|Last modified: Thursday September 24th, 1999|
Indo-Pacific hump-backed dolphinSousa chinensis (Osbeck, 1765)
Atlantic hump-backed dolphinSousa teuszii (Kukenthal, 1982)
Five species of the genus Sousa have been described: S. chinensis (Osbeck, 1765), S. plumbea (G. Cuvier, 1829), S. lentigenosa (Owen, 1866), S. teuszii (Kukenthal, 1892) and S. borneensis (Lydekker, 1901). Some authors recognize all 5 species, whereas other recognize only S. teuszii, the Atlantic form and S. chinensis, the Indo-Pacific form, which includes the other 3 species (S. plumbea, S. lentigenosa and S. borneensis). The genus Sousa is closely related to the genera Steno (rough-toothed dolphin) and Sotalia (tuxuci) (Ross et al, 1994).
There is a wide variety in coloration of this species and the colors may change with age. The following variations have been described:
These animals are rather robust. Marked dorsal and ventral ridges are present on the peduncle. The melon has a distinct apex, blending indistinctly with the snout. There are some regional variations in size, but on average adult hump-backed dolphins are 210-220 cm long (range: 180-279 cm) (Ross et al, 1994). They weigh 80-100 kg. They have 29-38 pairs of peg-like teeth in each jaw (26-31 for S. teuszii) (Evans, 1987).
Hump-backed dolphins are slow swimmers (4.8 km/hr) and surface briefly at long intervals (40-60 seconds). Their characteristic high roll when surfacing probably gave them their common name.

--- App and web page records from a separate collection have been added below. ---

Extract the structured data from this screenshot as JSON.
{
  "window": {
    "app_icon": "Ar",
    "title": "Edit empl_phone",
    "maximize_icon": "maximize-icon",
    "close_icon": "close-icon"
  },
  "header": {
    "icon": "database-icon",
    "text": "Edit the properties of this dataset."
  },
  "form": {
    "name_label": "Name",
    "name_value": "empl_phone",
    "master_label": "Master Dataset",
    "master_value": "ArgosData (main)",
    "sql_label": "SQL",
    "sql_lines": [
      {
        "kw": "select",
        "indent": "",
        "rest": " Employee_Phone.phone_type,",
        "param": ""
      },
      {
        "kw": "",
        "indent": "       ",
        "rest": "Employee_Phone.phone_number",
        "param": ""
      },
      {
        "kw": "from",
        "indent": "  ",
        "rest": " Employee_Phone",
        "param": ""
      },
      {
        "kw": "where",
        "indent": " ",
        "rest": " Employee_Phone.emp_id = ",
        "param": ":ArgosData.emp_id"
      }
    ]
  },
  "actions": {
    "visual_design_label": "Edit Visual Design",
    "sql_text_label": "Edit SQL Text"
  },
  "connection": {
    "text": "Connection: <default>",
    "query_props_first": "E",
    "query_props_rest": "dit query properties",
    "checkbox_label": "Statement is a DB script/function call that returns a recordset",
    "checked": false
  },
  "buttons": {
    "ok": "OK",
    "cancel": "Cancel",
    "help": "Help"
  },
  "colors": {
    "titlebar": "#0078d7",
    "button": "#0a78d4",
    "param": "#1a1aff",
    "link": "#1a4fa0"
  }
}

The Indo-Pacific hump-backed dolphin can be found in the coastal waters of the Indian Ocean and the Western Pacific Ocean, from the northern East China Sea to New South Wales, Australia. This is a distinctly tropical species, associated with warm waters (15-36°C). They usually live in shallow waters (less than 20 m deep). In Moreton Bay, Australia, all sightings of this species occur in waters of 10 m deep or less and within 6 km of the coast.

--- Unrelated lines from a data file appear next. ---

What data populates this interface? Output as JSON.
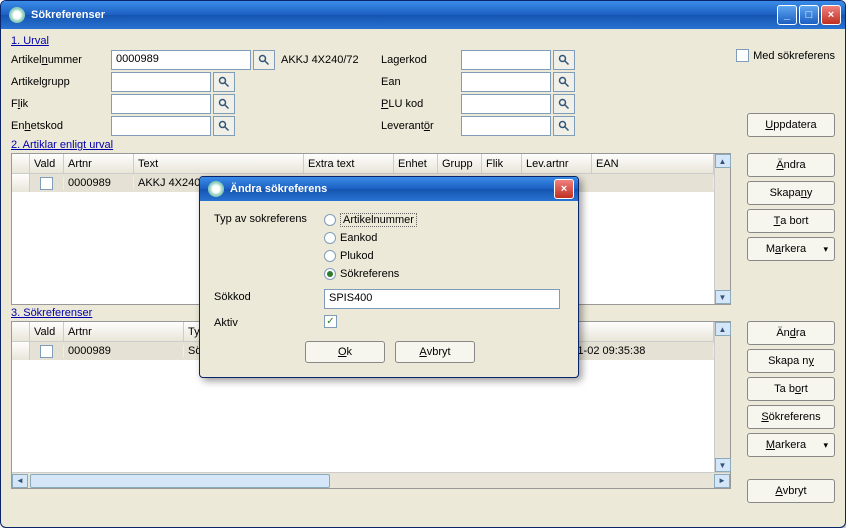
{
  "window": {
    "title": "Sökreferenser"
  },
  "section1": {
    "title": "1. Urval",
    "artikelnummer_label": "Artikelnummer",
    "artikelnummer_value": "0000989",
    "artikelnummer_desc": "AKKJ 4X240/72",
    "artikelgrupp_label": "Artikelgrupp",
    "flik_label": "Flik",
    "enhetskod_label": "Enhetskod",
    "lagerkod_label": "Lagerkod",
    "ean_label": "Ean",
    "plukod_label": "PLU kod",
    "leverantor_label": "Leverantör",
    "medsok_label": "Med sökreferens",
    "uppdatera_btn": "Uppdatera"
  },
  "section2": {
    "title": "2. Artiklar enligt urval",
    "headers": {
      "vald": "Vald",
      "artnr": "Artnr",
      "text": "Text",
      "extratext": "Extra text",
      "enhet": "Enhet",
      "grupp": "Grupp",
      "flik": "Flik",
      "levartnr": "Lev.artnr",
      "ean": "EAN"
    },
    "rows": [
      {
        "artnr": "0000989",
        "text": "AKKJ 4X240/72"
      }
    ],
    "buttons": {
      "andra": "Ändra",
      "skapa": "Skapa ny",
      "tabort": "Ta bort",
      "markera": "Markera"
    }
  },
  "section3": {
    "title": "3. Sökreferenser",
    "headers": {
      "vald": "Vald",
      "artnr": "Artnr",
      "typ": "Typ",
      "sokkod_col": "",
      "skapad": "ad"
    },
    "rows": [
      {
        "artnr": "0000989",
        "typ": "Sökreferens",
        "sokkod": "SPIS400",
        "skapad": "2010-11-02 09:35:38"
      }
    ],
    "buttons": {
      "andra": "Ändra",
      "skapa": "Skapa ny",
      "tabort": "Ta bort",
      "sokref": "Sökreferens",
      "markera": "Markera"
    },
    "avbryt": "Avbryt"
  },
  "modal": {
    "title": "Ändra sökreferens",
    "type_label": "Typ av sokreferens",
    "radios": {
      "artnr": "Artikelnummer",
      "eankod": "Eankod",
      "plukod": "Plukod",
      "sokref": "Sökreferens"
    },
    "sokkod_label": "Sökkod",
    "sokkod_value": "SPIS400",
    "aktiv_label": "Aktiv",
    "ok": "Ok",
    "avbryt": "Avbryt"
  }
}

Neonate calves are about 1 m in length. There appears to be no seasonality in reproduction. Very little is known about maturation and mortality in this species.
There is very little data on the abundance of the species anywhere in its range.
|In the Arabian Sea, Red Sea and Persian Gulf, small numbers have been taken for their meat. They do occassionally get entangled in shark nets off South Africa (about 8/year) (Klinowska, 1991). Some animals have been captured for live display. One animal, a female captured in 1966, is still on display at Sea World, Gold Coast, Australia. The dolphins of Imraguens de N'memghar, Mauretania, co-operate with local fishermen in their fisheries for mullet. This co-operation seems to benifit both humans and dolphins (Klinowska, 1991). As a result, the local fishermen are very protective of "their" dolphins, although they will utilize stranded or accidently killed dolphins.|
The hump-backed dolphin feeds mainly on fish species. The species taken depend on the area, but include clupeids (herring family) and mullet, as well as small reef fishes.
A sociable hump-backed dolphinIn Tin Can Bay, Queensland, Australia, a female hump-backed dolphin appears daily to interact with bathers. In 1996, she had a calf and took the calf with her on her visits to the Bay. Her visits probably started when people offered her fish. Recently feeding her has been discontinued and is actively discouraged, but she continues to visit the Bay. (see also the Photo feature on this dolphin)
The pictures of the dolphin out of the water were taken at Sea World, Gold Coast, Australia in November 1996. The other pictures were taken in Tin Can Bay, Australia, also in November 1996.
|Back to the Dolphin Page||Back to the Main Page|